## Work to be completed
If a line in the records below contains the word "Says", copy it.

Material shown Start Marker

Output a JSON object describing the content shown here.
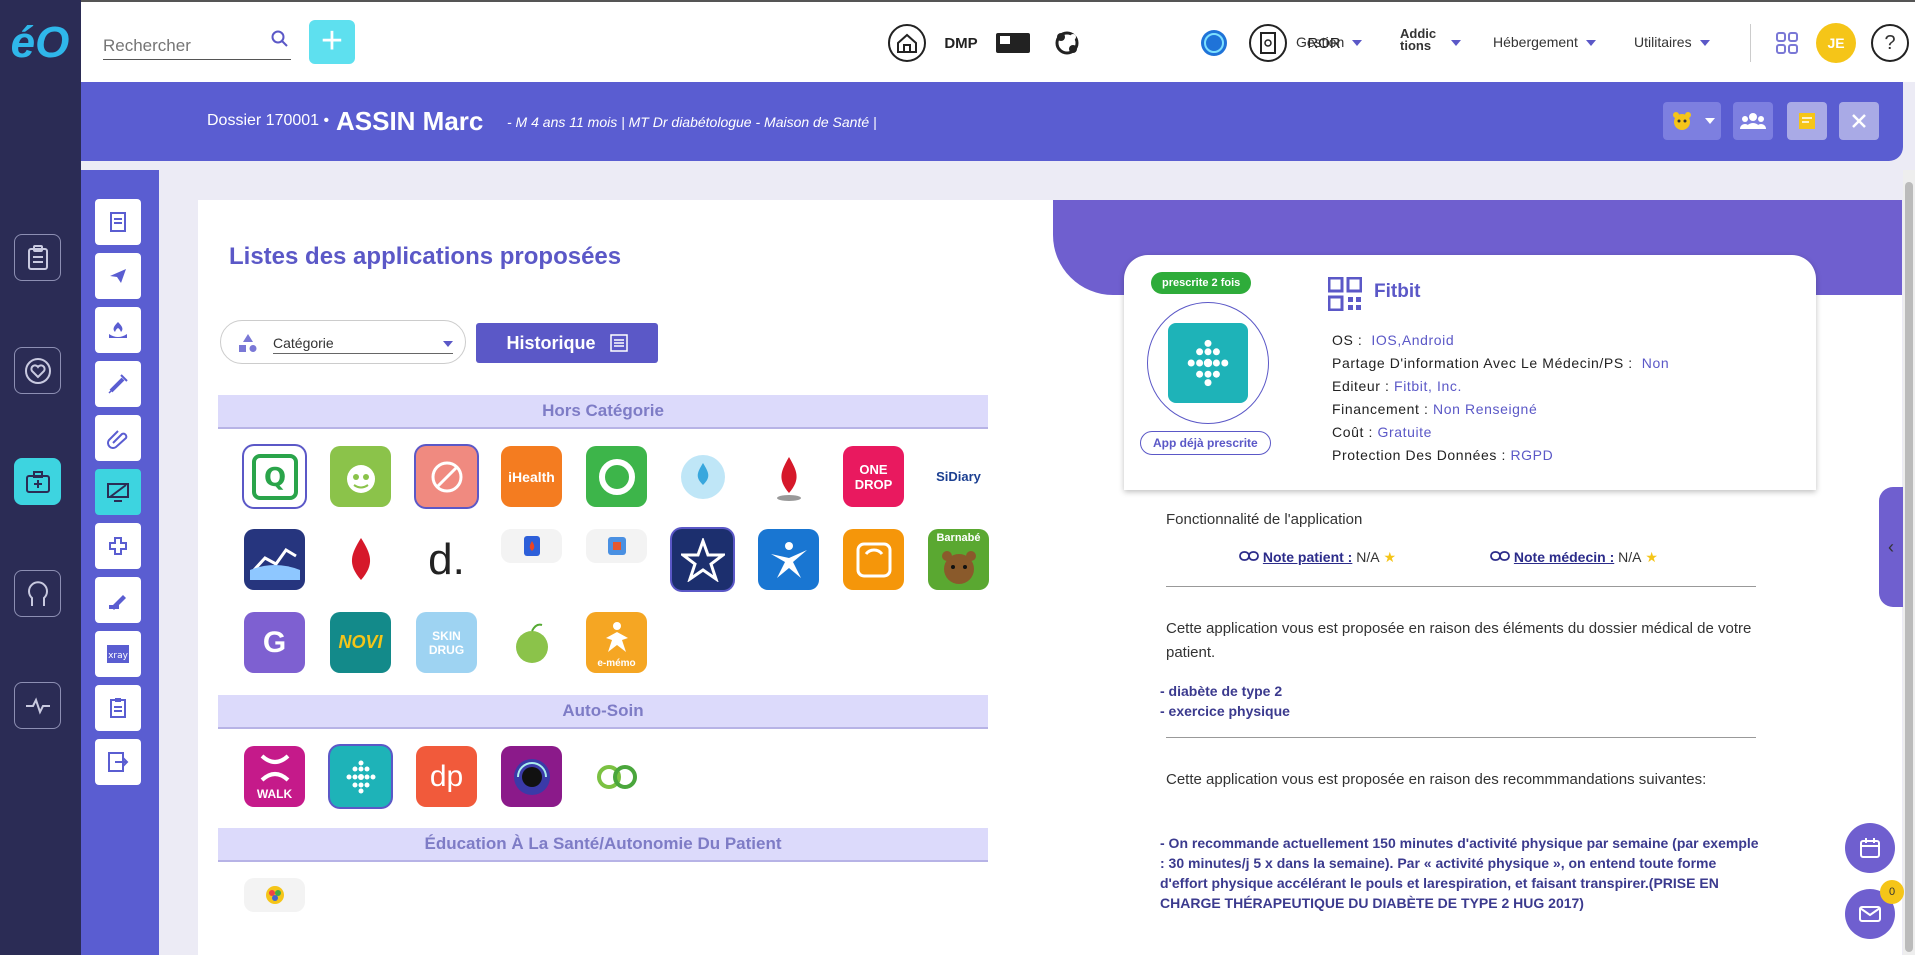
{
  "topbar": {
    "logo": "éO",
    "search_placeholder": "Rechercher",
    "dmp_label": "DMP",
    "ror_label": "ROR",
    "menus": [
      "Gestion",
      "Addic tions",
      "Hébergement",
      "Utilitaires"
    ],
    "avatar_initials": "JE",
    "help": "?"
  },
  "banner": {
    "dossier": "Dossier 170001 •",
    "name": "ASSIN Marc",
    "info": "- M 4 ans 11 mois | MT Dr diabétologue - Maison de Santé |"
  },
  "main": {
    "title": "Listes des applications proposées",
    "category_label": "Catégorie",
    "history_button": "Historique",
    "sections": [
      "Hors Catégorie",
      "Auto-Soin",
      "Éducation À La Santé/Autonomie Du Patient"
    ],
    "apps": {
      "ihealth": "iHealth",
      "onedrop": "ONE DROP",
      "sidiary": "SiDiary",
      "d": "d.",
      "barnabe": "Barnabé",
      "g": "G",
      "novi": "NOVI",
      "skindrug": "SKIN DRUG",
      "emento": "e-mémo",
      "walk": "WALK",
      "dp": "dp"
    }
  },
  "detail": {
    "badge": "prescrite 2 fois",
    "already_prescribed": "App déjà prescrite",
    "app_name": "Fitbit",
    "props": [
      {
        "label": "OS :",
        "value": "IOS,Android"
      },
      {
        "label": "Partage D'information Avec Le Médecin/PS :",
        "value": "Non"
      },
      {
        "label": "Editeur :",
        "value": "Fitbit, Inc."
      },
      {
        "label": "Financement :",
        "value": "Non Renseigné"
      },
      {
        "label": "Coût :",
        "value": "Gratuite"
      },
      {
        "label": "Protection Des Données :",
        "value": "RGPD"
      }
    ],
    "fonctionnalite": "Fonctionnalité de l'application",
    "note_patient_label": "Note patient :",
    "note_patient_value": "N/A",
    "note_medecin_label": "Note médecin :",
    "note_medecin_value": "N/A",
    "reason_1": "Cette application vous est proposée en raison des éléments du dossier médical de votre patient.",
    "items_1": [
      "- diabète de type 2",
      "- exercice physique"
    ],
    "reason_2": "Cette application vous est proposée en raison des recommmandations suivantes:",
    "recommendation": "- On recommande actuellement 150 minutes d'activité physique par semaine (par exemple : 30 minutes/j 5 x dans la semaine). Par « activité physique », on entend toute forme d'effort physique accélérant le pouls et larespiration, et faisant transpirer.(PRISE EN CHARGE THÉRAPEUTIQUE DU DIABÈTE DE TYPE 2 HUG 2017)"
  },
  "notifications": {
    "count": "0"
  },
  "colors": {
    "primary": "#5b58c7",
    "banner": "#5a5dd1",
    "accent": "#3dd4e0",
    "sidebar": "#2b2c55",
    "gold": "#f5c518",
    "green": "#2eac3a"
  }
}
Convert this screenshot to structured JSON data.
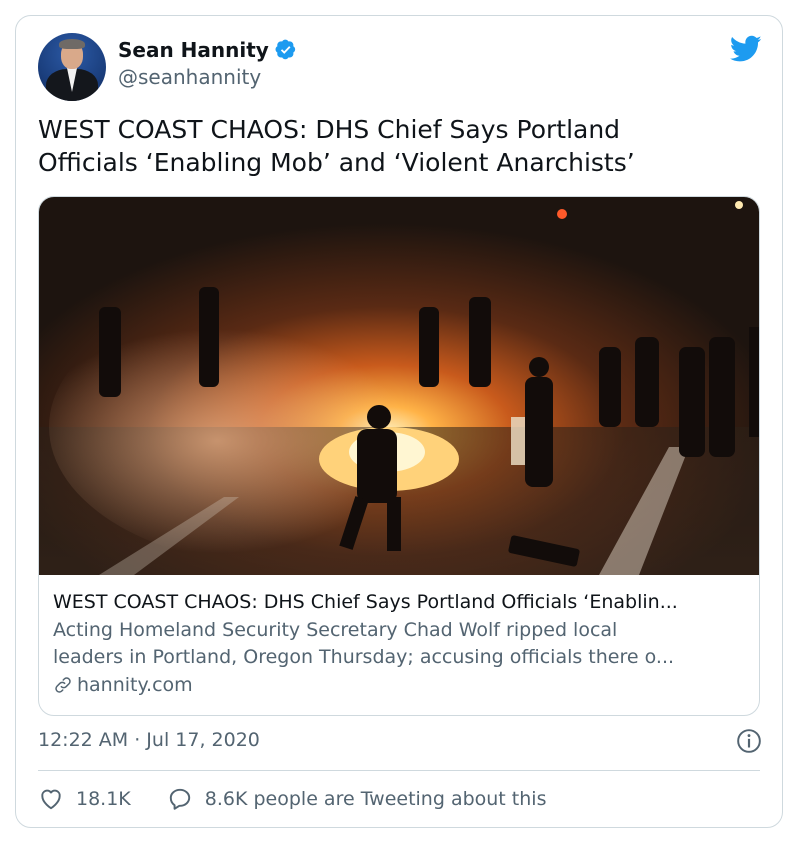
{
  "author": {
    "display_name": "Sean Hannity",
    "handle": "@seanhannity",
    "verified": true
  },
  "tweet": {
    "text_line1": "WEST COAST CHAOS: DHS Chief Says Portland",
    "text_line2": "Officials ‘Enabling Mob’ and ‘Violent Anarchists’"
  },
  "link_card": {
    "title": "WEST COAST CHAOS: DHS Chief Says Portland Officials ‘Enablin...",
    "description_line1": "Acting Homeland Security Secretary Chad Wolf ripped local",
    "description_line2": "leaders in Portland, Oregon Thursday; accusing officials there o...",
    "domain": "hannity.com"
  },
  "meta": {
    "timestamp": "12:22 AM · Jul 17, 2020"
  },
  "actions": {
    "likes": "18.1K",
    "tweeting_about": "8.6K people are Tweeting about this"
  },
  "colors": {
    "twitter_blue": "#1d9bf0",
    "secondary_text": "#536471",
    "border": "#cfd9de"
  },
  "icons": [
    "verified-icon",
    "twitter-bird-icon",
    "link-icon",
    "info-icon",
    "heart-icon",
    "reply-icon"
  ]
}
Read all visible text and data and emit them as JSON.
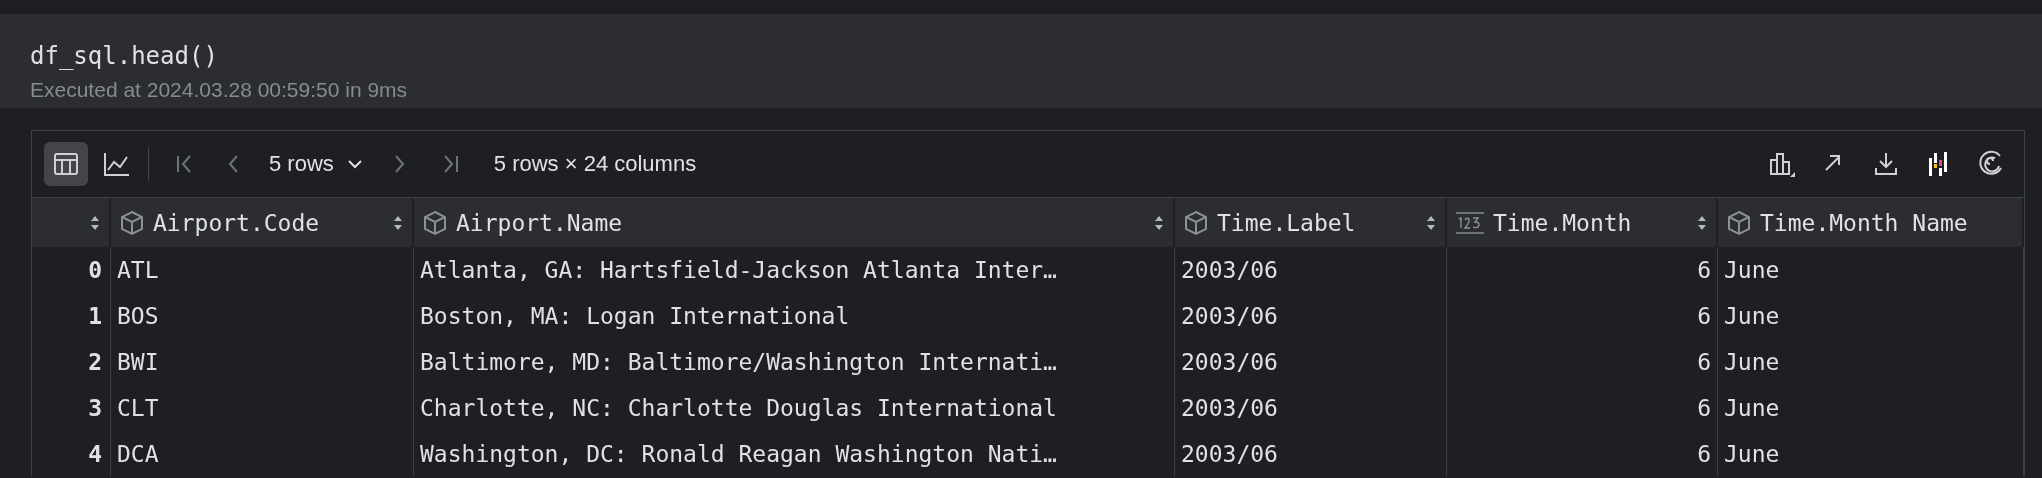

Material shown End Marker

## Your response
    "text_line1": "WEST COAST CHAOS: DHS Chief Says Portland",
    "title": "WEST COAST CHAOS: DHS Chief Says Portland Officials ‘Enablin...",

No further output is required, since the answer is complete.